"And that can happen in countries that have recognized religions, official, preferred religions. There are a number of democracies and other democratic countries that have official religions but everyone has equal rights for citizens under law."
"We don't have data (on) what this was prior to 2015" -- the Pew study is believed to be the first of its kind -- "but what we saw in 2015, it breaks out to about a fifth of nations having a state religion, close to a fifth having a preferred religion, and a little over half having no preference," said Katayoun Kishi, the lead researcher on the Pew study, in an Oct. 2 interview with CNS.
For those keeping score, 43 nations have an official state religion. Three-fourths of nations in the Middle East and North Africa have an official religion, according to the Pew study.
Those who have adopted some form of Islam as a state religion are Afghanistan, Algeria, Bahrain, Bangladesh, Brunei, Comoros, Djibouti, Egypt, Iran, Iraq, Jordan, Kuwait, Libya, Malaysia, Maldives, Mauritania, Morocco, Oman, Pakistan, the Palestinian territories, Qatar, Saudi Arabia, Somalia, Tunisia, the United Arab Emirates, Western Sahara and Yemen.
Those for whom some strain of Christianity is the official religion are Armenia, Costa Rica, Denmark, the Dominican Republic, Greece, Iceland, Liechtenstein, Malta, Monaco, Norway, Tuvalu, the United Kingdom and Zambia. (The Vatican City-State was not part of the study.) Bhutan and Cambodia embrace Buddhism as the state religion, and Israel adopted Judaism as its official religion.
Forty nations give a "preferred or favored" status to one or more religions, with more giving preference to some form of Christianity. Those are Andorra, Angola, Argentina, Belarus, Bulgaria, Cape Verde, Equatorial Guinea, Finland, Georgia, Guatemala, Haiti, Honduras, Italy, Liberia, Moldova, Nicaragua, Panama, Papua New Guinea, Paraguay, Peru, Poland, Romania, Russia, Samoa, Spain, Swaziland and Tonga.
Laos, Mongolia and Sri Lanka give preferred status to Buddhism, while Sudan, Syria and Turkey do so with Islam. Meanwhile, multiple religions are given preferred status by Eritrea, Indonesia, Lithuania, Macedonia, Serbia and Togo.
Another 10 nations in the report are listed as "hostile to religion." Save for Cuba, they stretch contiguously across Asia from Kazakhstan to Vietnam and North Korea, with China in the middle. They also include Azerbaijan, Kyrgyzstan, Tajikistan, Turkmenistan and Uzbekistan.
Kishi said Pew did not look at how new the nation was when it compiled its findings, although "we looked at the level of democracy and its population size and we controlled for those factors and the amount of government restrictions that they have." Eastern European nations that had been part of the U.S.S.R. tended to confer official or preferred status to a religion, but the Asian republics once part of the U.S.S.R. more often adopted a hostile stance to religious practice.
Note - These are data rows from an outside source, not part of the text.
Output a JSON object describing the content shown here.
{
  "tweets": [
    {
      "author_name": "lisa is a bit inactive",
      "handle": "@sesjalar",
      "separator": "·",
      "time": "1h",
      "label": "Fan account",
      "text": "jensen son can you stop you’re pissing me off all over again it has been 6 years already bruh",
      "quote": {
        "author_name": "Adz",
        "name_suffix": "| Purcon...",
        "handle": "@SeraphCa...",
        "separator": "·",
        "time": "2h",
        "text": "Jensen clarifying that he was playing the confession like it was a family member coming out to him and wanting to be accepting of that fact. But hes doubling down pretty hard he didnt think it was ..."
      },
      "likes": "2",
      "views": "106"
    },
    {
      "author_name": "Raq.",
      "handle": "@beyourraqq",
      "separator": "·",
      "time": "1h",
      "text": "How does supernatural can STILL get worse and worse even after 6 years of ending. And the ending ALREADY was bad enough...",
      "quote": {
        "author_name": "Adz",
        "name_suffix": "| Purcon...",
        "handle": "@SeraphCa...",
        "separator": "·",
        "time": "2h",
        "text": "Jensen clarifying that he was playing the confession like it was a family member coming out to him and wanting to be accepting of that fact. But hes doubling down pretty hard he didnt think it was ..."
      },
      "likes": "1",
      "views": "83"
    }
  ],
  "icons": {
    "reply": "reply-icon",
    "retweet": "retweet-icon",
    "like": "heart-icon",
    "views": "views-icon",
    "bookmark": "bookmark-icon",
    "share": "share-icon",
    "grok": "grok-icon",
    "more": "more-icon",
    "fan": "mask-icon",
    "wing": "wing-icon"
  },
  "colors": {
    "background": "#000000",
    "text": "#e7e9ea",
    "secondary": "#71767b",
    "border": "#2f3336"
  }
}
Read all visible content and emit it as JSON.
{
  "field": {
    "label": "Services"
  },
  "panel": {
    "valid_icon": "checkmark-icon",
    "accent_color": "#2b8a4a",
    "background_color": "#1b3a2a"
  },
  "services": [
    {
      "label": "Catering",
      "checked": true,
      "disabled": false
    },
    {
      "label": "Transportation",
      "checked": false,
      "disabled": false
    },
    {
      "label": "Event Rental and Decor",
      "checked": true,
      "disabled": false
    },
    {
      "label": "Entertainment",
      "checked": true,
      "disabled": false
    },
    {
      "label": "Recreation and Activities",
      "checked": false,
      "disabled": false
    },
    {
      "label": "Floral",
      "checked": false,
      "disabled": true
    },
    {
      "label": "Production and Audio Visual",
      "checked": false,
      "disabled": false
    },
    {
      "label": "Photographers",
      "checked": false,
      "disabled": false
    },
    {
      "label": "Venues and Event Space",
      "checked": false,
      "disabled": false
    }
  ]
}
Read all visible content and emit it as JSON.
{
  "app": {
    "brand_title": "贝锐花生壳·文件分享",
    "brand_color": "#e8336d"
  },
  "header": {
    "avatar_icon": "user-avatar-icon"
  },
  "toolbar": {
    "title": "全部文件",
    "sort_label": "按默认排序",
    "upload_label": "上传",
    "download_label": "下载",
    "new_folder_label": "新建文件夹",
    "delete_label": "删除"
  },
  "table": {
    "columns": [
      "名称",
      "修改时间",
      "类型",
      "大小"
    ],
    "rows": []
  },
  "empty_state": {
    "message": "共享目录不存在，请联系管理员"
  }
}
The other 109 nation-states are, for lack of a better word, agnostic toward religion, endeavoring to give equal treatment or protection to each faith.
The United States is one of those 109, but Rabbi Saperstein said the nation's words and deeds did not always match.
"Rights are guaranteed against a background of three constitutional prongs: the ban on any religious test to hold office, the free exercise of religion for all, and the bar of any government establishment of religion -- created for the first time in human history, created a land where citizens could exercise their religious identity," he said. "It took us many generations to fulfill that.
"In the 1940s and '50s, the courts increasingly moved to give significant weight to those promises, and that was a period where we saw Catholics and others move from the peripheries of American society to the very center of political, academic and economic life," the rabbi said. "And since that time, I think that has been the norm -- not just in theory but in practice."